Shiv said...

the best treatement is to go on the offensive, gary. if there is something your illness is not letting you do, DO IT.

really, JUST DO IT.

Evydense said...

Holy crap! I just read my autobiography! I had never seen it put into those words, but it's entirely consistent with what I've been writing in my little theory (the one that I've lost you on {smile!})

Basically, it all comes to down to this, doesn't it: There are two sides to all of us. We define ourselves (whether it's by free will or by determinism is open for debate, I suppose....I know where I stand on that debate, I stand for 'both'....one of your friends says 'go Christian' another says 'just do it (and be offensive about it...oh no, sorry... GO on the offensive {grin})', another says 'find the right kind of help').

It's the combination of all the balances and imbalances that makes each of us unique...it's like picking from a smorgasbord at a buffet, we all pick different quantities and different foods...some of them we like, some we leave on the plate, sometimes we're 'forced' to eat them (i.e. physical characteristics) sometimes we choose (i.e. religions, philosophies, etc.). Sometimes we choose not to even put them on the plate in the first place.

In the end, though, it's the balance of opposites that makes the differences in each of us. You will only change the ones you choose to change AND consider to be changeable. The process of 'changing' some call growth, some call it regression, some call it maturing, some call it 'just trying it on for size, fun and profit'.

Interesting that you drew so much comment on this one, when it's one of the few that you haven't included your own thoughts about! I'd love to hear what you have to say about it!

Evydense said...

Oh yeah:

I also meant to comment on your first commenter. It's not an illness in the sense that you're 'sick'...that's a judgement; it's an illness (if you're comfortable wearing that word) in the sense that you're different. But I agree with her/his (daisy/duke?) diagnosis....'see yourself well', but only insofar as it's an option. Look at the smorg, but if you like what you've got already, well....'well' is a judgement too.

Oh yeah. One other piece of advice. Don't take advice from anybody unless you want to.

Evydense said...

Hi:

Me again! Check out the dates on all the comments. Is that mind-bending, or what? Time travel is possible!

R.

Nova said...

This just described a lot of people that I know.

kevin said...

Gary,

I couldn't disagree with these people more. Eschew the vastness; Embrace the box. Don't just think inside the box.
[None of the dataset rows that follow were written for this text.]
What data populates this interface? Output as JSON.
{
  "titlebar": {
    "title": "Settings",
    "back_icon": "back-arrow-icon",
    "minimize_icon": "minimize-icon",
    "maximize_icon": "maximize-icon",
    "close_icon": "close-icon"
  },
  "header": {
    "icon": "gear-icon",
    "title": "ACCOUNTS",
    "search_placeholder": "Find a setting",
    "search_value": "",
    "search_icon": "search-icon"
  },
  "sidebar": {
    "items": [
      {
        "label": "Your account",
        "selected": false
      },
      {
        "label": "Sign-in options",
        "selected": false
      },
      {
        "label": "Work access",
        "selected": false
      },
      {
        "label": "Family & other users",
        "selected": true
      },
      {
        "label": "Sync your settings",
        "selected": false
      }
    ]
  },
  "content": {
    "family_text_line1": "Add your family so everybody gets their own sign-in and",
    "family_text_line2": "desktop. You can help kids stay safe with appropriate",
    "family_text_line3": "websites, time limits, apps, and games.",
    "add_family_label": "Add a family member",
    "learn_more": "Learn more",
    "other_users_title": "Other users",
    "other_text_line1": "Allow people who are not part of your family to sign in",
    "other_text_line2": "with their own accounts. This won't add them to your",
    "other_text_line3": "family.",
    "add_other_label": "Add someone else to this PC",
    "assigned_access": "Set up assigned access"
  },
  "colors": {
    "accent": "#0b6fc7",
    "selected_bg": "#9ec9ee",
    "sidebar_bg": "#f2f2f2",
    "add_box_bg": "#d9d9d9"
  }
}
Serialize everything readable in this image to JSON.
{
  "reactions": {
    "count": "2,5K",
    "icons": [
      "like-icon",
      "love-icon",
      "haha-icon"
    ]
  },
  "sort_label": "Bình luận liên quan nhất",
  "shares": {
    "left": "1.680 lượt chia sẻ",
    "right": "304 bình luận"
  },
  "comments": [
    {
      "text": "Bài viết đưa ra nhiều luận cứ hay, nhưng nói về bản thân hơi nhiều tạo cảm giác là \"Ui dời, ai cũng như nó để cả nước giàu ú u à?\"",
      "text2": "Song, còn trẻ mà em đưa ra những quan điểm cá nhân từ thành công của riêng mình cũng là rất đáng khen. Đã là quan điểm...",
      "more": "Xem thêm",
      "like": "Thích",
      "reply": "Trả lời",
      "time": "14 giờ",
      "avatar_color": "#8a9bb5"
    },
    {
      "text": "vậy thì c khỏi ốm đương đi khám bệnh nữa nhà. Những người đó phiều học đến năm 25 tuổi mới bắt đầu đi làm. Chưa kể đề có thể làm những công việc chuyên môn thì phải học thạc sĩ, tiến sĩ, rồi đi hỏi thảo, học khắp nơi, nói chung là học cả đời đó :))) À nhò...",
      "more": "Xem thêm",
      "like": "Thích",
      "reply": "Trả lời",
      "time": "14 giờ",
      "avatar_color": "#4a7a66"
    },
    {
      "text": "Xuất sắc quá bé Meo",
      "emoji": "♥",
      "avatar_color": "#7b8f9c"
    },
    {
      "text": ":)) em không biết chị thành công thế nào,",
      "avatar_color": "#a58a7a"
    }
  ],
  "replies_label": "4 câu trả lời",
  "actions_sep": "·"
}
Eat, drink, live and shit inside it. There is peace and serenity in the box. There are no wire hangers in the box. In the words of our Lord and Savior, "Blessed are the box dwellers for they take solace in thine own sloth."

sevensoft said...

hmmm, i see myself and my friends with those tendencies, so not to shabby

Anonymous said...

One evening an old Cherokee told his grandson about a battle that goes on inside people.
He said, "My son, the battle is between two "wolves" inside us all.
One wolf is Evil. It is anger, envy, jealousy, sorrow, regret, greed, arrogance, self-pity, guilt, resentment, inferiority, lies, false pride, superiority,and ego. The other wolf is Good. It is joy, peace, love, hope, serenity, humility, kindness, benevolence, empathy, generosity, truth, compassion and faith.
The grandson thought about it for a minute and then asked his grandfather: "Which wolf wins?"
The old Cherokee simply replied, "The one you feed."